#### [What you are asked to do]
Repeat the following entries exactly, excluding pictures.

(Extracted data)

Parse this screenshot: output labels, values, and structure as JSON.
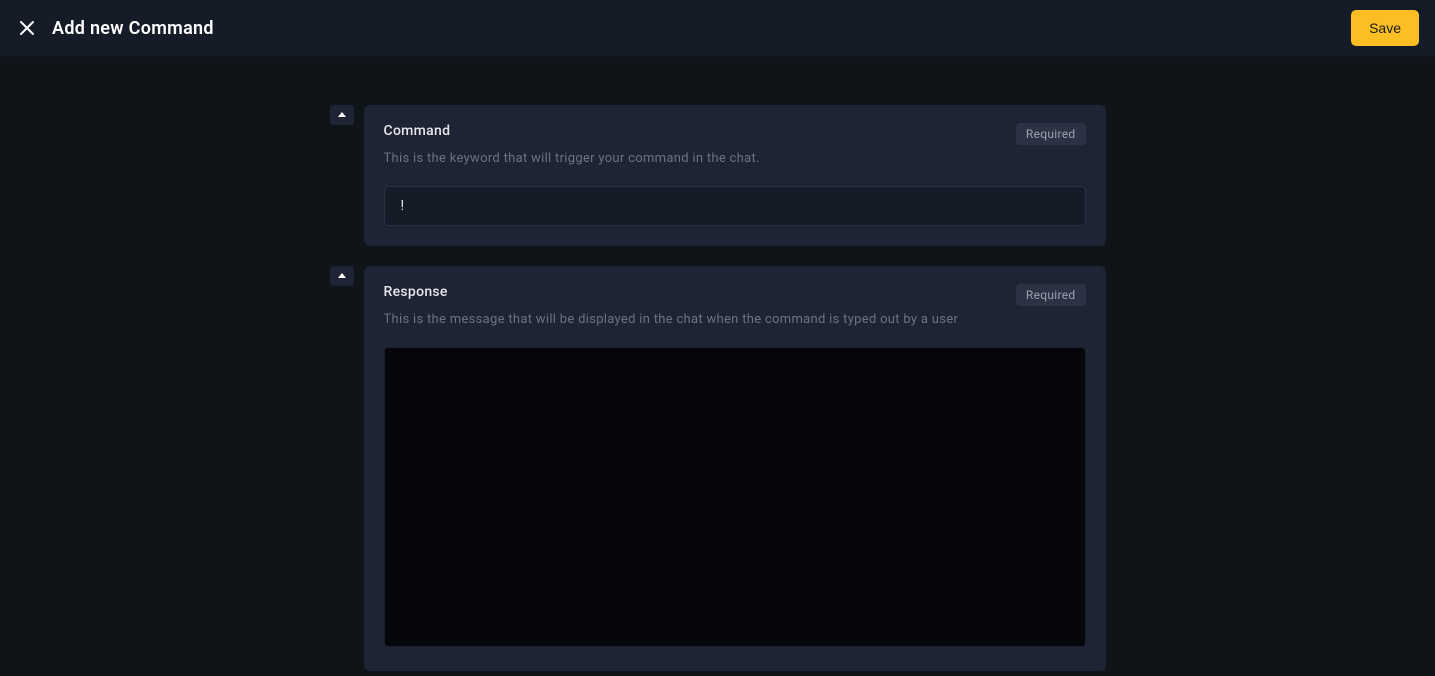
{
  "header": {
    "title": "Add new Command",
    "save_label": "Save"
  },
  "sections": {
    "command": {
      "title": "Command",
      "description": "This is the keyword that will trigger your command in the chat.",
      "badge": "Required",
      "value": "!"
    },
    "response": {
      "title": "Response",
      "description": "This is the message that will be displayed in the chat when the command is typed out by a user",
      "badge": "Required",
      "value": ""
    }
  }
}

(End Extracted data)

#### [Response]
Parse this screenshot: output labels, values, and structure as JSON.
{
  "header": {
    "title": "Add new Command",
    "save_label": "Save"
  },
  "sections": {
    "command": {
      "title": "Command",
      "description": "This is the keyword that will trigger your command in the chat.",
      "badge": "Required",
      "value": "!"
    },
    "response": {
      "title": "Response",
      "description": "This is the message that will be displayed in the chat when the command is typed out by a user",
      "badge": "Required",
      "value": ""
    }
  }
}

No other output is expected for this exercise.